:: Task requirements ::
If a line in the data contains "JSON", copy it out.

:: Input data ::
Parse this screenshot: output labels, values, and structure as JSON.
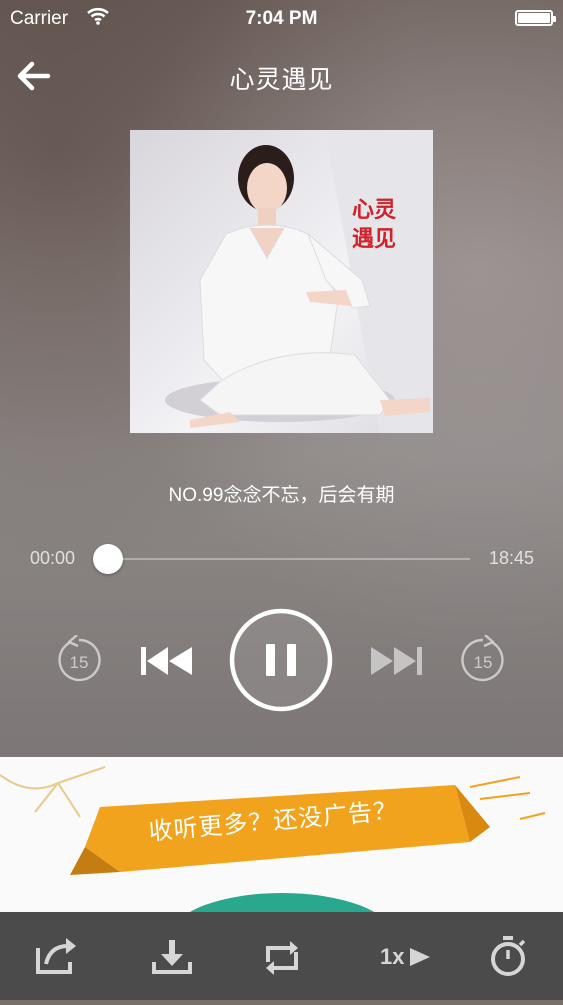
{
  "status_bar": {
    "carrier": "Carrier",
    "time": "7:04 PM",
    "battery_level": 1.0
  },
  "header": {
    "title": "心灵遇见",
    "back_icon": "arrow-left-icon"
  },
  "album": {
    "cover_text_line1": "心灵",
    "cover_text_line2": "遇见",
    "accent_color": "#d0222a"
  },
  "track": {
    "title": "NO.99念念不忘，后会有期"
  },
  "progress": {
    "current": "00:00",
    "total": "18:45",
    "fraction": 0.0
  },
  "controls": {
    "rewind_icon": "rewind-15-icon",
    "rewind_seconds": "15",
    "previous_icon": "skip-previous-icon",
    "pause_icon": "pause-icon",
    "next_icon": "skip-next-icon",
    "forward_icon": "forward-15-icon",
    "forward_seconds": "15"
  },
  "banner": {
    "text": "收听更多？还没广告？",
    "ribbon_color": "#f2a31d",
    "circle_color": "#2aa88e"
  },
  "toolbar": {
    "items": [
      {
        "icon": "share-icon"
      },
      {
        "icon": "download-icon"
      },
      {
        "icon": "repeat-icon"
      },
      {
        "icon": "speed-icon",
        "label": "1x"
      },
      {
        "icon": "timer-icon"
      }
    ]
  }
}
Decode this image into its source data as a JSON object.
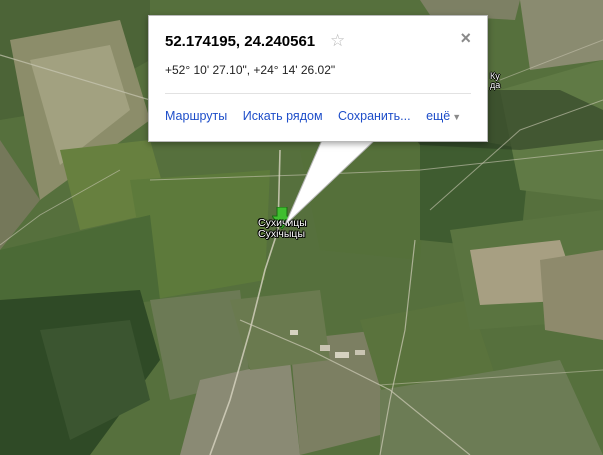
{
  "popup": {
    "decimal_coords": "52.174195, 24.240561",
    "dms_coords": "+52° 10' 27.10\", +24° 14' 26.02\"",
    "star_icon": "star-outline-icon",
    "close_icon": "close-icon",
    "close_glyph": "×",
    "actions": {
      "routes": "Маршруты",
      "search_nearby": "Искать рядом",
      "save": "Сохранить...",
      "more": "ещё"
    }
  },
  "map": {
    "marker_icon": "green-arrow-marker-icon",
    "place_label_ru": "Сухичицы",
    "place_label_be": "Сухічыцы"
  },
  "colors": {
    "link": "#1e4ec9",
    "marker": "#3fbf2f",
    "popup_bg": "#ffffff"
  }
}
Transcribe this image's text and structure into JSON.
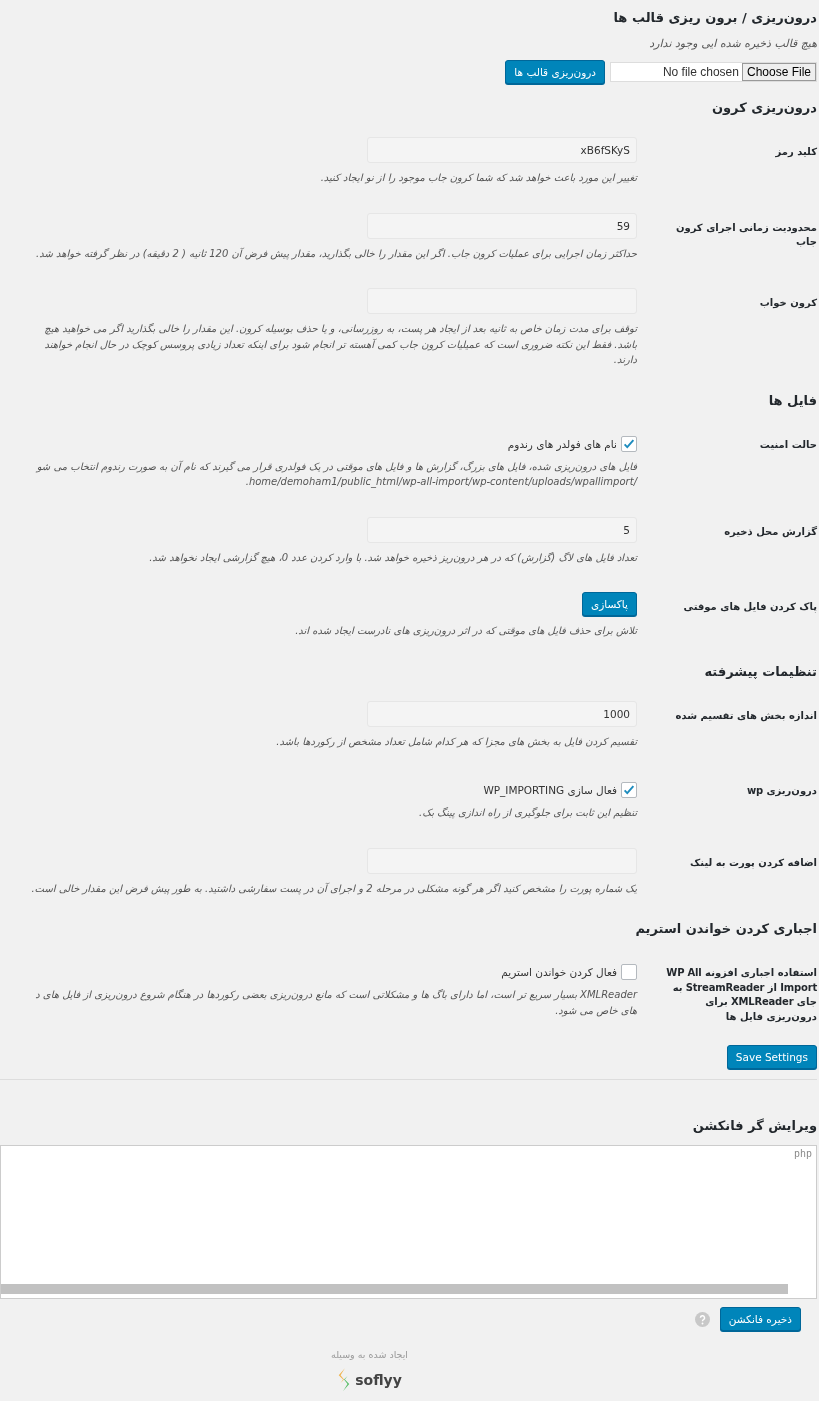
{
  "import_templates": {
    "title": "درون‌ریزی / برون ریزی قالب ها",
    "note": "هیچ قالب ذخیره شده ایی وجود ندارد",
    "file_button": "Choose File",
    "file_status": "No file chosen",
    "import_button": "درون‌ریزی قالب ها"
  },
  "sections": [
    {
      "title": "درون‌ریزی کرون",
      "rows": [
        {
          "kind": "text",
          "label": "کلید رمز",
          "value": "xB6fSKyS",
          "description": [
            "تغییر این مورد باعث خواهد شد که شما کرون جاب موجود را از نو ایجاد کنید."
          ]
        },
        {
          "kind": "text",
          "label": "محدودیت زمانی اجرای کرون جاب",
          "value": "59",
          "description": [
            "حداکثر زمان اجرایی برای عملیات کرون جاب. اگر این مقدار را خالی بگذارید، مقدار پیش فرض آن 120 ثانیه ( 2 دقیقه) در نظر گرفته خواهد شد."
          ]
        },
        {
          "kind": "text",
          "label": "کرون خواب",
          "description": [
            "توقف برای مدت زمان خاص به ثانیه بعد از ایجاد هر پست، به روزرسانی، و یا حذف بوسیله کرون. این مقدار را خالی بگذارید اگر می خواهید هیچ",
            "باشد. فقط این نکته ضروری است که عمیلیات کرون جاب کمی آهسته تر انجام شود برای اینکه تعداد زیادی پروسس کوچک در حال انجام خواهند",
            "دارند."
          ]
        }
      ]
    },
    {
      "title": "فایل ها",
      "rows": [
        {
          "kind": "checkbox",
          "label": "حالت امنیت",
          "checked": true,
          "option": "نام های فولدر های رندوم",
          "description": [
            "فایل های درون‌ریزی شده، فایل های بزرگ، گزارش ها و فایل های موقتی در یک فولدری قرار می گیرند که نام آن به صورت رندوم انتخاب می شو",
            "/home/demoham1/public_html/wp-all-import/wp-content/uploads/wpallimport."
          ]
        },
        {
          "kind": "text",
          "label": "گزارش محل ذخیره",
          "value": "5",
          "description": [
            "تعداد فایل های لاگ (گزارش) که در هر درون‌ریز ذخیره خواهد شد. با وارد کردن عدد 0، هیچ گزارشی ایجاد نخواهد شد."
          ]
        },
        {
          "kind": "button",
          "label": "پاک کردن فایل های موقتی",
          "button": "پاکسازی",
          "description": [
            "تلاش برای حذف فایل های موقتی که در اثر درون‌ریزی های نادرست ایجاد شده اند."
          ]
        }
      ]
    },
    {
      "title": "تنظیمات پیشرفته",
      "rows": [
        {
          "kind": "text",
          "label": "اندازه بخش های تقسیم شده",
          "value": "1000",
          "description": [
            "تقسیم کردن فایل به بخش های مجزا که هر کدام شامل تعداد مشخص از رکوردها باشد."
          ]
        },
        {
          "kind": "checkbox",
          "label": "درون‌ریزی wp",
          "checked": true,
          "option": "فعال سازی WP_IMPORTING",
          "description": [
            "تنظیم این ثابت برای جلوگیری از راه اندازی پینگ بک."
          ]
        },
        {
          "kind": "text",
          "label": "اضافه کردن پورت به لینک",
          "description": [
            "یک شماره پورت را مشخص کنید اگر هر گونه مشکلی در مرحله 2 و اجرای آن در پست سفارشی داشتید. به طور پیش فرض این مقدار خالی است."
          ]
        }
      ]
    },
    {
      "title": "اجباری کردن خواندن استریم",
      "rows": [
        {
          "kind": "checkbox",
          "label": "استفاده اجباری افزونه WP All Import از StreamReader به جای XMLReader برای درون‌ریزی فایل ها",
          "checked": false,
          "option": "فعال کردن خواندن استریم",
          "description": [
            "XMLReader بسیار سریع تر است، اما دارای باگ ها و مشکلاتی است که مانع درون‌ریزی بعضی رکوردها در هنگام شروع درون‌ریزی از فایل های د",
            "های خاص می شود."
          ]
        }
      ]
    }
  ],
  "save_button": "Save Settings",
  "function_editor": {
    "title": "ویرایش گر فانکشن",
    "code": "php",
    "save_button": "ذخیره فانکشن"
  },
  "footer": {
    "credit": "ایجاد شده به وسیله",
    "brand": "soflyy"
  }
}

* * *

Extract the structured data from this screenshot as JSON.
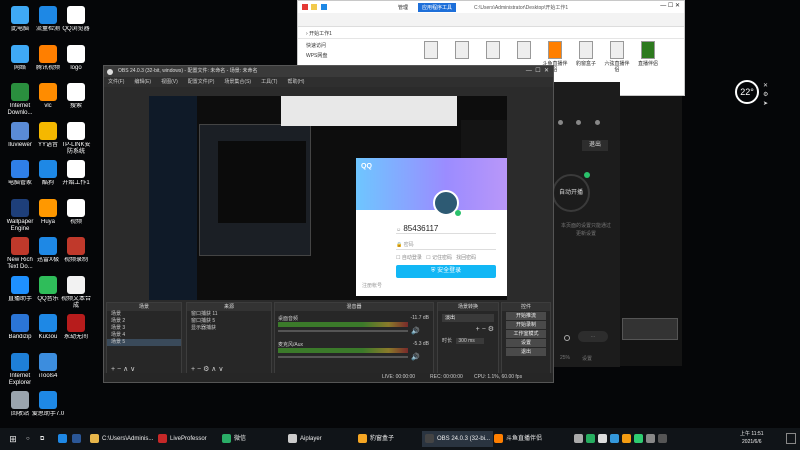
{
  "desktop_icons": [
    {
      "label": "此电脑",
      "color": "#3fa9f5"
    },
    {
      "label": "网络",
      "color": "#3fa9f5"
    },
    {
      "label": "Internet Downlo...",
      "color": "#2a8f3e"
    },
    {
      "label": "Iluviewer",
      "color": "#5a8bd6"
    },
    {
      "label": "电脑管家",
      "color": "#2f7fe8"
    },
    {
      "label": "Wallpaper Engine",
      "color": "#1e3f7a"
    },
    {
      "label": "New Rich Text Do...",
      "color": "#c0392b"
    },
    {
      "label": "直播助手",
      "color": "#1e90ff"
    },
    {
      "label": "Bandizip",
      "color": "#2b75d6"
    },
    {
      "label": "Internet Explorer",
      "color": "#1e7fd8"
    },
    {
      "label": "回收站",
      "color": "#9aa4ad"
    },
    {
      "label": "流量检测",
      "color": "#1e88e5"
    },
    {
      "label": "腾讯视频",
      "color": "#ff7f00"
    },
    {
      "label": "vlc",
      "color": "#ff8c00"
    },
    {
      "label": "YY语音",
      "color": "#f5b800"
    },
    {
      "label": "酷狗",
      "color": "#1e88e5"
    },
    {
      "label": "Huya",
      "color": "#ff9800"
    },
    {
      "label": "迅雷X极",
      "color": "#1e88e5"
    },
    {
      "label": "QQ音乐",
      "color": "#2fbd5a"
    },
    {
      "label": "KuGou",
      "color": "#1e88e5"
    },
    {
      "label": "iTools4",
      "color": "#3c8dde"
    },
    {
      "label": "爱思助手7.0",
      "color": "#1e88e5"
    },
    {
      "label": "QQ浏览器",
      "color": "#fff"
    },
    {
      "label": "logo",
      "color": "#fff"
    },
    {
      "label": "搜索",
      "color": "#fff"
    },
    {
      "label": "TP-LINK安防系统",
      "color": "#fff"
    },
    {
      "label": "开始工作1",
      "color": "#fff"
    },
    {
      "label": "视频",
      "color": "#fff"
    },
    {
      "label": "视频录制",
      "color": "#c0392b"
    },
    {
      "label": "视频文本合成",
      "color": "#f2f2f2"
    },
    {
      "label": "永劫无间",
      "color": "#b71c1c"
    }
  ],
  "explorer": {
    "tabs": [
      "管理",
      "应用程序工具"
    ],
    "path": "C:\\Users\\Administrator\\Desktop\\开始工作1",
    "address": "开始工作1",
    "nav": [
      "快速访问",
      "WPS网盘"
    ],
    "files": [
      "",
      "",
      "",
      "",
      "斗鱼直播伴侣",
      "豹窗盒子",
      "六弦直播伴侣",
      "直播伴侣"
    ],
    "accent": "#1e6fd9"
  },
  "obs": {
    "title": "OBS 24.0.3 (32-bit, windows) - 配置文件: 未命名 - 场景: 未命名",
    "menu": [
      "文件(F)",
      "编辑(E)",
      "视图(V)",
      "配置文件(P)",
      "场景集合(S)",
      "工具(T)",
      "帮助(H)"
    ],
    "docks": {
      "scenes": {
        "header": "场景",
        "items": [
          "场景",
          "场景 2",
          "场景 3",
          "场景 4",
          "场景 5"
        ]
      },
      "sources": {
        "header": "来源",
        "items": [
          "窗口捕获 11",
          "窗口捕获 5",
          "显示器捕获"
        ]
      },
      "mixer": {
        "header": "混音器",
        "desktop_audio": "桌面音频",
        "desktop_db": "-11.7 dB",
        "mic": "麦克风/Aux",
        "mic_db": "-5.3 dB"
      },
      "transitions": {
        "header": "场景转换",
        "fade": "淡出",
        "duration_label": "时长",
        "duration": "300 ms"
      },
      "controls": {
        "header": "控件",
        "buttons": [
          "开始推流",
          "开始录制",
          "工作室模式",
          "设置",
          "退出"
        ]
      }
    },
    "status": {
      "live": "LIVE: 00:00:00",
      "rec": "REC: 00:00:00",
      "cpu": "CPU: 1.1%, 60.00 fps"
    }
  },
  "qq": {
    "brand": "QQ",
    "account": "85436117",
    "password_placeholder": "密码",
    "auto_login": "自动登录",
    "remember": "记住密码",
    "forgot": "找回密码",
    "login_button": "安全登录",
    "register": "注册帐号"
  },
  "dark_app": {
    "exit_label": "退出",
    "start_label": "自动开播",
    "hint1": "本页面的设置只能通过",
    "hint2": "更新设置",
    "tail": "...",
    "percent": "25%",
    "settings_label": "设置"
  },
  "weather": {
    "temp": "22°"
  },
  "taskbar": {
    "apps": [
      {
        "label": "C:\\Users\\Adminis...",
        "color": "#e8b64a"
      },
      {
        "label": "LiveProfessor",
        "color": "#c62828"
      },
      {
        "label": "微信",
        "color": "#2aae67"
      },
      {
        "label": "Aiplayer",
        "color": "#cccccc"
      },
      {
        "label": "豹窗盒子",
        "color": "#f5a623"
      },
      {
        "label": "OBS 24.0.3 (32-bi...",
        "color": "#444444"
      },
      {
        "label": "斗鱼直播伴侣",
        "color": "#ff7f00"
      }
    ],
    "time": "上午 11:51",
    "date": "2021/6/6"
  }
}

:: Solution to this problem ::
Parse this screenshot: output labels, values, and structure as JSON.
Decode this image into its source data as a JSON object.
Transcribe this image's text and structure into JSON.
Extract the structured data from this screenshot as JSON.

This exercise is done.